Assignment
Those lines of the records that contain "title" are to be located and copied.

Start of Raw data

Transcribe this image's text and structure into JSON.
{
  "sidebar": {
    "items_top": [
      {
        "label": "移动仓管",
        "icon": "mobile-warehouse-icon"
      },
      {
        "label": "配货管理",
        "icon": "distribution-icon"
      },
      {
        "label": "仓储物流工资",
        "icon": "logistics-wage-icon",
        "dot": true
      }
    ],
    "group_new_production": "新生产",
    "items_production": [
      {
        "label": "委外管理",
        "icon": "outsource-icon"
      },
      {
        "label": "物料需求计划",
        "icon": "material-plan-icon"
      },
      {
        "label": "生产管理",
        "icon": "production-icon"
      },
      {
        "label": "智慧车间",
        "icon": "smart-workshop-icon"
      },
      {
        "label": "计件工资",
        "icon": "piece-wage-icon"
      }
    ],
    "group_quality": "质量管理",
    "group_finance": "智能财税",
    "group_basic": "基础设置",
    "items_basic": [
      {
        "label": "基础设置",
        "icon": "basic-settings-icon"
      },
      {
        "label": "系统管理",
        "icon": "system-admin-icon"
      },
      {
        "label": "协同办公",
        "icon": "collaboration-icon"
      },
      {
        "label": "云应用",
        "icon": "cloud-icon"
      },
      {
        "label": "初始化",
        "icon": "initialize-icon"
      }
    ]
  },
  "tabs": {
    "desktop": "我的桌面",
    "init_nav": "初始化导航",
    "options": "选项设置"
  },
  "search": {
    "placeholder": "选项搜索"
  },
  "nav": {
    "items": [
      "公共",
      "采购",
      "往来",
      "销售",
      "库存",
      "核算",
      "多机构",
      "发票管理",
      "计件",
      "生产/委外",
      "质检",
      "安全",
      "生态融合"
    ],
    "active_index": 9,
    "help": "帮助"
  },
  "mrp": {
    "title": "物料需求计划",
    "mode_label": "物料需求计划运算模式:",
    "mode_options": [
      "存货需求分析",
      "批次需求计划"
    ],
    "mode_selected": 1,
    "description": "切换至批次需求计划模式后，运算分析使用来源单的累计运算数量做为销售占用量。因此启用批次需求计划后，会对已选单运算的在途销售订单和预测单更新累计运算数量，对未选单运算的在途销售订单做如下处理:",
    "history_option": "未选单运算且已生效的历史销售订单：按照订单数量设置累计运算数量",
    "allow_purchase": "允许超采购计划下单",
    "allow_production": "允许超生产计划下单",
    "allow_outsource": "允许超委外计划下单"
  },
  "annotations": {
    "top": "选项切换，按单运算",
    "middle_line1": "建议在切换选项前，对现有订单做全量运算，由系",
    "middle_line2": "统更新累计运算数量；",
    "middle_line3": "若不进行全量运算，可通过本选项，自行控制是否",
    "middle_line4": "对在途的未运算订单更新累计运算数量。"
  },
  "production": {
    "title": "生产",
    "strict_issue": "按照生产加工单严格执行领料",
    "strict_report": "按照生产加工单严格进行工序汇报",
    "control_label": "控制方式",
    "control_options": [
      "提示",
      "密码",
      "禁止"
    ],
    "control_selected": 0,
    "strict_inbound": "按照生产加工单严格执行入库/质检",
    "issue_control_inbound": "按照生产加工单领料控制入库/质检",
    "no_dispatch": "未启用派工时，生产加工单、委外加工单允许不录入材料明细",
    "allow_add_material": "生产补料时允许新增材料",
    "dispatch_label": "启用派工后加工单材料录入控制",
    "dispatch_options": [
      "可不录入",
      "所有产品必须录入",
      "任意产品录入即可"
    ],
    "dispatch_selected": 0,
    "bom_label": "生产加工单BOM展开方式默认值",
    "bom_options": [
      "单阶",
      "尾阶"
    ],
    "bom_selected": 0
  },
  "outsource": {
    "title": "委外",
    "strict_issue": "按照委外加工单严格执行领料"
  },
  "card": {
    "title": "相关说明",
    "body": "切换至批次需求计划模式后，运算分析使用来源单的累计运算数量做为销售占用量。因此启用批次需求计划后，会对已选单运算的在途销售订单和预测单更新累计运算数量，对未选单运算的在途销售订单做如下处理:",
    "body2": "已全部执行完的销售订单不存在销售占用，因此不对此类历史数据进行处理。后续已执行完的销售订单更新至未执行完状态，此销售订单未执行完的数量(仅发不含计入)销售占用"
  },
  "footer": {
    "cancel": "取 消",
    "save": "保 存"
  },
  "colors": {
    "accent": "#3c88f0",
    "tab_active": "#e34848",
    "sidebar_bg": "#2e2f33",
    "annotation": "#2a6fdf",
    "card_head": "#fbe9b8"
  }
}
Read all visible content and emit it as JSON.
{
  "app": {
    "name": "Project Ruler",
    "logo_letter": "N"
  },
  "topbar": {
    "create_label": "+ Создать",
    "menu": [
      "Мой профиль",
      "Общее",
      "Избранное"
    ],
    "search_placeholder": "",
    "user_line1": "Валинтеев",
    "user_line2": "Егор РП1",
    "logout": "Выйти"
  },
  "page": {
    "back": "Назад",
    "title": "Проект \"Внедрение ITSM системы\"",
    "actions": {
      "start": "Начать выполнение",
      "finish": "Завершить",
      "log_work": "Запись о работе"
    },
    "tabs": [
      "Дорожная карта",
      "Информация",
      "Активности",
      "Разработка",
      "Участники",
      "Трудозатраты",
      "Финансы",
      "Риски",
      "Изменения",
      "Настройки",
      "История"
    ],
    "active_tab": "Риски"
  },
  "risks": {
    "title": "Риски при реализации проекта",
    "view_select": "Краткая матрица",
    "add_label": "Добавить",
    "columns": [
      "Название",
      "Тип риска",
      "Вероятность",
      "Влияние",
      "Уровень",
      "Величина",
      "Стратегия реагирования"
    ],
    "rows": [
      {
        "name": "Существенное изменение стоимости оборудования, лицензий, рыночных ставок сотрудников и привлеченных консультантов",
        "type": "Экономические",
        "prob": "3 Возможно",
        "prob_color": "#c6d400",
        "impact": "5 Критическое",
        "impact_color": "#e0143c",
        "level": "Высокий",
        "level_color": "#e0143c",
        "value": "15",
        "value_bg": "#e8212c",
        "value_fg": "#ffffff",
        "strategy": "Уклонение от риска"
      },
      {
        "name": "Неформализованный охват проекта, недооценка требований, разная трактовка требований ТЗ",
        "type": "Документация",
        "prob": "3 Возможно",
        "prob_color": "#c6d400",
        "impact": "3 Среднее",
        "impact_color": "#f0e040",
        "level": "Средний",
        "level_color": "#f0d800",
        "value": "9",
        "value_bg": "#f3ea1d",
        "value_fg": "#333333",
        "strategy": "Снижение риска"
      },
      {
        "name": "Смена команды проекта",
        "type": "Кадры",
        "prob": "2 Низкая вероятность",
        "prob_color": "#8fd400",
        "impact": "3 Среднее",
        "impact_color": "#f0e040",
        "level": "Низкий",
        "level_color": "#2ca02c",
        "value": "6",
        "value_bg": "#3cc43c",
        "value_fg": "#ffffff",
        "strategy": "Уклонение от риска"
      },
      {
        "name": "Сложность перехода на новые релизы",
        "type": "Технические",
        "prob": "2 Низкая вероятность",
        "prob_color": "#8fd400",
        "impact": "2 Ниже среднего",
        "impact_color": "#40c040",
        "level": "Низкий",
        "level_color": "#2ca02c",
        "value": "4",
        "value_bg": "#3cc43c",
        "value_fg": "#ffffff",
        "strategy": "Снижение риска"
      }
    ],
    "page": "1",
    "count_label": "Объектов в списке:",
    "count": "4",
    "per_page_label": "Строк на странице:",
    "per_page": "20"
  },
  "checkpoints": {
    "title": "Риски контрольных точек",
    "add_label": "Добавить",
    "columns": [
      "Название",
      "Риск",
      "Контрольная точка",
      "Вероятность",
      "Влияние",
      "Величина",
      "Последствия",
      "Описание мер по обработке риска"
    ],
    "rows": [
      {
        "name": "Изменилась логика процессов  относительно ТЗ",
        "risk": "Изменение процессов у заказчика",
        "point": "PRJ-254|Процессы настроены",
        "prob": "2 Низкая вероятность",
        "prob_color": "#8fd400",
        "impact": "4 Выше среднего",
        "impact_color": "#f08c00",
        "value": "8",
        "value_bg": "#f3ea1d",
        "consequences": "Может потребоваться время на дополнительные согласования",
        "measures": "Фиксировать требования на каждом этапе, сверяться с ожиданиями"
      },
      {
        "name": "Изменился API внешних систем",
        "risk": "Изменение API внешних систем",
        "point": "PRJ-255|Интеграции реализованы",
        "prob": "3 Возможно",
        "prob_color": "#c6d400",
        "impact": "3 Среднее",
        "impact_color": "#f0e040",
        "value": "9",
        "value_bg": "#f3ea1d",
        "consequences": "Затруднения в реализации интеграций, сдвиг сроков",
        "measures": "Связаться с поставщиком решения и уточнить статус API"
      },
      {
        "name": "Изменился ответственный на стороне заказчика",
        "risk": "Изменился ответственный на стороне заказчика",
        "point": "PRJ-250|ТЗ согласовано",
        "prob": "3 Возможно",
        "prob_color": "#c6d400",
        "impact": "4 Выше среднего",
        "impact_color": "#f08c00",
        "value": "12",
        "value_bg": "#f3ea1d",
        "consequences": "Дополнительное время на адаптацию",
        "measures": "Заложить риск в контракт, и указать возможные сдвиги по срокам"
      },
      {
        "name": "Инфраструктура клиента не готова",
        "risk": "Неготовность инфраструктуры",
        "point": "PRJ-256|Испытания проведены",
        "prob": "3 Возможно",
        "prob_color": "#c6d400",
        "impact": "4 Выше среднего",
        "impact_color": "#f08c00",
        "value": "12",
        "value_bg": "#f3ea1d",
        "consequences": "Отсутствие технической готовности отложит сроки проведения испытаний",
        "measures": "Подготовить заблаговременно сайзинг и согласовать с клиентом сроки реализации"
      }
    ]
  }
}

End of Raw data

Response area
    "title": "物料需求计划",
    "title": "生产",
    "title": "委外",
    "title": "相关说明",
    "title": "Проект \"Внедрение ITSM системы\"",
    "title": "Риски при реализации проекта",
    "title": "Риски контрольных точек",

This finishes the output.